cancer prevention and screening, health behavior, health communications, health promotion, media


Research suggests that testimonials, or first-person narratives, influence health behavior and health-related decision making, but few studies have examined conceptual factors that may be responsible for these effects. In the current study, older adults who were due for colorectal cancer screening read a message about screening that included a testimonial from a similar other who had previously made the screening decision. We assessed participants’ identification with the testimonial character and the degree to which they found the message to be vivid. We explored associations between these factors and participants’ knowledge following the message, mood, certainty about screening, and their behavioral intentions to look for more information about screening and to have a test in the next year.
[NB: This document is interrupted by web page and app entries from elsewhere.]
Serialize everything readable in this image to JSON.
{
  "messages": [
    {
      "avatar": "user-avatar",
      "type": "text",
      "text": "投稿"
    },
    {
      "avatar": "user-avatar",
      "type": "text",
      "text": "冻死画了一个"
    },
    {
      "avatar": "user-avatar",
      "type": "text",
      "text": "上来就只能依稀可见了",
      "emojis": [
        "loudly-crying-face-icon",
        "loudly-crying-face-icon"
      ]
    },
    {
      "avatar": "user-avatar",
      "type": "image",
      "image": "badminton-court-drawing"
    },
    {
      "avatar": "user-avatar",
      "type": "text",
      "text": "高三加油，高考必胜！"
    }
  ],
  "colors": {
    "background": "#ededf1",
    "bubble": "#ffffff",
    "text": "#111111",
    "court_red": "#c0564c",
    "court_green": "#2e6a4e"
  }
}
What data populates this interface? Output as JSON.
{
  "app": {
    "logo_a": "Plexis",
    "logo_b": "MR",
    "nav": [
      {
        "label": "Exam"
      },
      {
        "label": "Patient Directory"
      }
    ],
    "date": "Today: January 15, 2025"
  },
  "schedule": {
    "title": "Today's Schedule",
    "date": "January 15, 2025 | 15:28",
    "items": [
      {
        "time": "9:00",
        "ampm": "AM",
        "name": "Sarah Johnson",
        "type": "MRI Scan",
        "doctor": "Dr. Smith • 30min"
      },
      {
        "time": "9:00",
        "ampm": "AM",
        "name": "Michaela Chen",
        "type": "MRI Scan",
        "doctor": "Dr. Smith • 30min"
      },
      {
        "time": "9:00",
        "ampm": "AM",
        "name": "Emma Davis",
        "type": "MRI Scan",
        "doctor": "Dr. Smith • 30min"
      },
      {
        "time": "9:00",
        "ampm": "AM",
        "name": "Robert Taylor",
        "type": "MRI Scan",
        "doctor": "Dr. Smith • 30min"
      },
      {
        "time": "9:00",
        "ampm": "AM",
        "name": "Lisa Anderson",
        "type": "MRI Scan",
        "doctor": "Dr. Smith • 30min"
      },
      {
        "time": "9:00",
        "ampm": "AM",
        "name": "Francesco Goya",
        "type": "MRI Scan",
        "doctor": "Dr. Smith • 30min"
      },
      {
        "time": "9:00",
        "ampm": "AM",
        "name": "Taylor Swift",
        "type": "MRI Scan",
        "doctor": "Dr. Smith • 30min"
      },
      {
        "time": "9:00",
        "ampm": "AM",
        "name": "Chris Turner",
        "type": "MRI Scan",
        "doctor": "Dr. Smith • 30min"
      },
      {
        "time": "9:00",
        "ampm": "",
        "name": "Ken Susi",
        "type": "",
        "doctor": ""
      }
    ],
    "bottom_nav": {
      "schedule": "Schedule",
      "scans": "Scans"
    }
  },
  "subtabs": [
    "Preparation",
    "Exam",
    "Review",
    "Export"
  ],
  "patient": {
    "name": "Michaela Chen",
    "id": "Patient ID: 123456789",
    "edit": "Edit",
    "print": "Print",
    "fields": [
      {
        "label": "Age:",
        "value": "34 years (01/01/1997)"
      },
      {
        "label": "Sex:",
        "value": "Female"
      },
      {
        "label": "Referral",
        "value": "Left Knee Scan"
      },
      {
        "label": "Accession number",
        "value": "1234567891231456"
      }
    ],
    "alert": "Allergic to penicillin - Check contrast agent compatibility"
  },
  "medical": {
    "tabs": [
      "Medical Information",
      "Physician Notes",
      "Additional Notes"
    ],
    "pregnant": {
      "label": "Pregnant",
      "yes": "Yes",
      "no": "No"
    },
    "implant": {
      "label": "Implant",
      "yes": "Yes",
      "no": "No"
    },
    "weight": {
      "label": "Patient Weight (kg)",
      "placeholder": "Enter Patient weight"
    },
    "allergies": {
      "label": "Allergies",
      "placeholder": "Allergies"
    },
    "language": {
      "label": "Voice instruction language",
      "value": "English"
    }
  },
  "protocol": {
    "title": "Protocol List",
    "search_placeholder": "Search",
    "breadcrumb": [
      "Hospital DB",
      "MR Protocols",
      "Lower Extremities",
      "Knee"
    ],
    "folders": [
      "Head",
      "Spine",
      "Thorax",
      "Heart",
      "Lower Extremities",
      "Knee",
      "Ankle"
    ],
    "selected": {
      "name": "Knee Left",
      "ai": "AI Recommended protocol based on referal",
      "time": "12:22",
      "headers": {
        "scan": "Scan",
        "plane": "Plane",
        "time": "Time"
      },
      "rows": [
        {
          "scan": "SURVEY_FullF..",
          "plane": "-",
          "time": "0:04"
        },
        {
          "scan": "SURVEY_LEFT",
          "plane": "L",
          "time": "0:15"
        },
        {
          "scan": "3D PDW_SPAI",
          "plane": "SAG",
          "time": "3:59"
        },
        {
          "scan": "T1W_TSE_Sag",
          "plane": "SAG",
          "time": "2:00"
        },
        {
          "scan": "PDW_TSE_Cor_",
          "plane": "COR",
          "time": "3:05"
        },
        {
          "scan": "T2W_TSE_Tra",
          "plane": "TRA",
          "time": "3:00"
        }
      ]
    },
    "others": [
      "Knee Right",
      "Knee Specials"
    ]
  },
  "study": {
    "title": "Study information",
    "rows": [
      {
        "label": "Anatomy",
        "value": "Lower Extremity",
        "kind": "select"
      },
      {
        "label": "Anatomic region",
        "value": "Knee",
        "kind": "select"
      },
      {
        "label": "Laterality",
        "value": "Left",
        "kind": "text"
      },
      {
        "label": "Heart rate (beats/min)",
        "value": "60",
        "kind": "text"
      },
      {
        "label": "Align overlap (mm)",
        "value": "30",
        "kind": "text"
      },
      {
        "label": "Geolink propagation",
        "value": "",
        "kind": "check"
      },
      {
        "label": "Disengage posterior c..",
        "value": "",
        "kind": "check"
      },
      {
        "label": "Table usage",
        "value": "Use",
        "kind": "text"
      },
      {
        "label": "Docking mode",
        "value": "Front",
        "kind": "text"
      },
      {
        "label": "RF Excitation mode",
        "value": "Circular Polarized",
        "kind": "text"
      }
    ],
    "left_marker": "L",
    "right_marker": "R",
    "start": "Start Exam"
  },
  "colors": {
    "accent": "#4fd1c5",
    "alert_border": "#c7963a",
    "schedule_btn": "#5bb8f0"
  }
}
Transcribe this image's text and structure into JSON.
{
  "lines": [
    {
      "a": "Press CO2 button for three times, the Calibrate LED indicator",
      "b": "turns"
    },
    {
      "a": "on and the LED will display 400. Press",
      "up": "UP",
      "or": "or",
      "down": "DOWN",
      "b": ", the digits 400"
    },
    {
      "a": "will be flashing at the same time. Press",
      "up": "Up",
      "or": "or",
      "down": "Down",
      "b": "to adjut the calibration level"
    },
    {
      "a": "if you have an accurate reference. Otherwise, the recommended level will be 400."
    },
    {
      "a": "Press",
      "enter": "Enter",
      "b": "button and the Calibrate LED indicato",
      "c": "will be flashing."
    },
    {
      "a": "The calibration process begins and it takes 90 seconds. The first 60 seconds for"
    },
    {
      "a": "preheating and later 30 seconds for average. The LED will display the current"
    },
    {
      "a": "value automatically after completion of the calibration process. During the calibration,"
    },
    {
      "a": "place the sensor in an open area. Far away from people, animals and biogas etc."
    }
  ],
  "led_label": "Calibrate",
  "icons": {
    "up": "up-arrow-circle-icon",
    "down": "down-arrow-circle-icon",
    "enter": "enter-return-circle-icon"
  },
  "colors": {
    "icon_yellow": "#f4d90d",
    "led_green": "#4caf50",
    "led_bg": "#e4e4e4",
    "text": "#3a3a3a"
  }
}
In bivariate analyses, identification and vividness were both significantly, positively associated with knowledge and behavioral intentions to have screening in the next year. However, multivariate analyses revealed that only vividness remained significantly associated with knowledge and intentions to be screened.


Original Citation: Dillard, Amanda J., and Jackie L. Main. "Using a Health Message with a Testimonial to Motivate Colon Cancer Screening: Associations with Perceived Identification and Vividness." Health Education & Behavior XX, no. X (2013): 1-10.